App and web page records:
────────────────────────────────────────
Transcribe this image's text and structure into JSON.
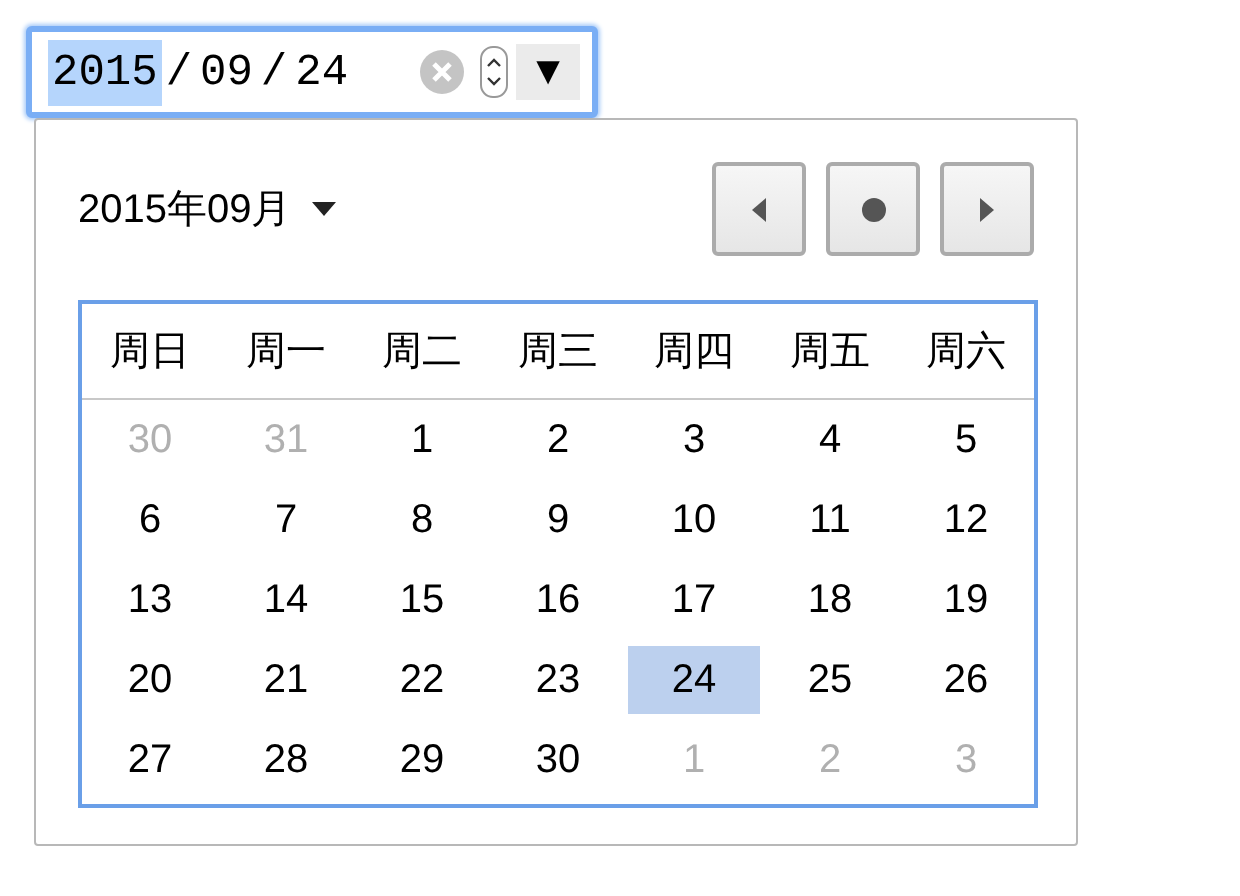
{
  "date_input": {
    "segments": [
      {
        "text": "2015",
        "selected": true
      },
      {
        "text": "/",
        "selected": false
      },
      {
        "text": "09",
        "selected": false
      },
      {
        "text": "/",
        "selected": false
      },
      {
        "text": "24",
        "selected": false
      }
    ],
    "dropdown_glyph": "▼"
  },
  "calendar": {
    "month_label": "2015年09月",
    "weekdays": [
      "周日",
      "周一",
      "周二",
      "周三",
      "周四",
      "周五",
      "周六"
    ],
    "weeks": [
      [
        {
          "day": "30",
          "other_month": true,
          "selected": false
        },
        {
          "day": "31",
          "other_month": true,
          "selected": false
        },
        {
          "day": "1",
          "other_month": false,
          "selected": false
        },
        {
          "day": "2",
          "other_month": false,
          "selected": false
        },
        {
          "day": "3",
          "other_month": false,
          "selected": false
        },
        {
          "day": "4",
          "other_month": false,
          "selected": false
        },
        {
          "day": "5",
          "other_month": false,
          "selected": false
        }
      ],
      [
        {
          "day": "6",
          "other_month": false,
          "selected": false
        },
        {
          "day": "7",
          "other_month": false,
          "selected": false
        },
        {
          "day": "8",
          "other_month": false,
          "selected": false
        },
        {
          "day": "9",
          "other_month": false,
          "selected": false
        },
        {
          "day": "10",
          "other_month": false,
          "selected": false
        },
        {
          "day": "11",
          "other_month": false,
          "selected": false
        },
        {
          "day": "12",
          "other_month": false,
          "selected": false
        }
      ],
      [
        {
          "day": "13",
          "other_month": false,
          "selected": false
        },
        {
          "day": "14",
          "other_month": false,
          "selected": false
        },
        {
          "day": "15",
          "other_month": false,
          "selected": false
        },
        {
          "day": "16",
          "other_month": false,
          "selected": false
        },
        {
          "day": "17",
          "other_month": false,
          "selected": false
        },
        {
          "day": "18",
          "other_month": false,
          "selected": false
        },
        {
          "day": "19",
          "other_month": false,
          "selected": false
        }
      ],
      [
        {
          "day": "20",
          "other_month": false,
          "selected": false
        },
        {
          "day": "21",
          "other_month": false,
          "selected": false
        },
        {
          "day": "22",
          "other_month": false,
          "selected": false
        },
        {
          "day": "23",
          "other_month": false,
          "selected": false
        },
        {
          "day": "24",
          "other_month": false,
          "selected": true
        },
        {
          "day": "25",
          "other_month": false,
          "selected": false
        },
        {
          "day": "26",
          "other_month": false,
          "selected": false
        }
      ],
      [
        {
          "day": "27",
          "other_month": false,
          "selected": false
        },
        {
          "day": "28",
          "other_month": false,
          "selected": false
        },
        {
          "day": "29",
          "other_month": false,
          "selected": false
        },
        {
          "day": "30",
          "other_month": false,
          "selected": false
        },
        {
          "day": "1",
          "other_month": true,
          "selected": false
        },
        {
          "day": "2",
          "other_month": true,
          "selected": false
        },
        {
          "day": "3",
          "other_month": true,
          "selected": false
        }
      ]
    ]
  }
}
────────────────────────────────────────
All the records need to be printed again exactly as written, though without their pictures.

*Your solution*
Transcribe this image's text and structure into JSON.
{
  "date_input": {
    "segments": [
      {
        "text": "2015",
        "selected": true
      },
      {
        "text": "/",
        "selected": false
      },
      {
        "text": "09",
        "selected": false
      },
      {
        "text": "/",
        "selected": false
      },
      {
        "text": "24",
        "selected": false
      }
    ],
    "dropdown_glyph": "▼"
  },
  "calendar": {
    "month_label": "2015年09月",
    "weekdays": [
      "周日",
      "周一",
      "周二",
      "周三",
      "周四",
      "周五",
      "周六"
    ],
    "weeks": [
      [
        {
          "day": "30",
          "other_month": true,
          "selected": false
        },
        {
          "day": "31",
          "other_month": true,
          "selected": false
        },
        {
          "day": "1",
          "other_month": false,
          "selected": false
        },
        {
          "day": "2",
          "other_month": false,
          "selected": false
        },
        {
          "day": "3",
          "other_month": false,
          "selected": false
        },
        {
          "day": "4",
          "other_month": false,
          "selected": false
        },
        {
          "day": "5",
          "other_month": false,
          "selected": false
        }
      ],
      [
        {
          "day": "6",
          "other_month": false,
          "selected": false
        },
        {
          "day": "7",
          "other_month": false,
          "selected": false
        },
        {
          "day": "8",
          "other_month": false,
          "selected": false
        },
        {
          "day": "9",
          "other_month": false,
          "selected": false
        },
        {
          "day": "10",
          "other_month": false,
          "selected": false
        },
        {
          "day": "11",
          "other_month": false,
          "selected": false
        },
        {
          "day": "12",
          "other_month": false,
          "selected": false
        }
      ],
      [
        {
          "day": "13",
          "other_month": false,
          "selected": false
        },
        {
          "day": "14",
          "other_month": false,
          "selected": false
        },
        {
          "day": "15",
          "other_month": false,
          "selected": false
        },
        {
          "day": "16",
          "other_month": false,
          "selected": false
        },
        {
          "day": "17",
          "other_month": false,
          "selected": false
        },
        {
          "day": "18",
          "other_month": false,
          "selected": false
        },
        {
          "day": "19",
          "other_month": false,
          "selected": false
        }
      ],
      [
        {
          "day": "20",
          "other_month": false,
          "selected": false
        },
        {
          "day": "21",
          "other_month": false,
          "selected": false
        },
        {
          "day": "22",
          "other_month": false,
          "selected": false
        },
        {
          "day": "23",
          "other_month": false,
          "selected": false
        },
        {
          "day": "24",
          "other_month": false,
          "selected": true
        },
        {
          "day": "25",
          "other_month": false,
          "selected": false
        },
        {
          "day": "26",
          "other_month": false,
          "selected": false
        }
      ],
      [
        {
          "day": "27",
          "other_month": false,
          "selected": false
        },
        {
          "day": "28",
          "other_month": false,
          "selected": false
        },
        {
          "day": "29",
          "other_month": false,
          "selected": false
        },
        {
          "day": "30",
          "other_month": false,
          "selected": false
        },
        {
          "day": "1",
          "other_month": true,
          "selected": false
        },
        {
          "day": "2",
          "other_month": true,
          "selected": false
        },
        {
          "day": "3",
          "other_month": true,
          "selected": false
        }
      ]
    ]
  }
}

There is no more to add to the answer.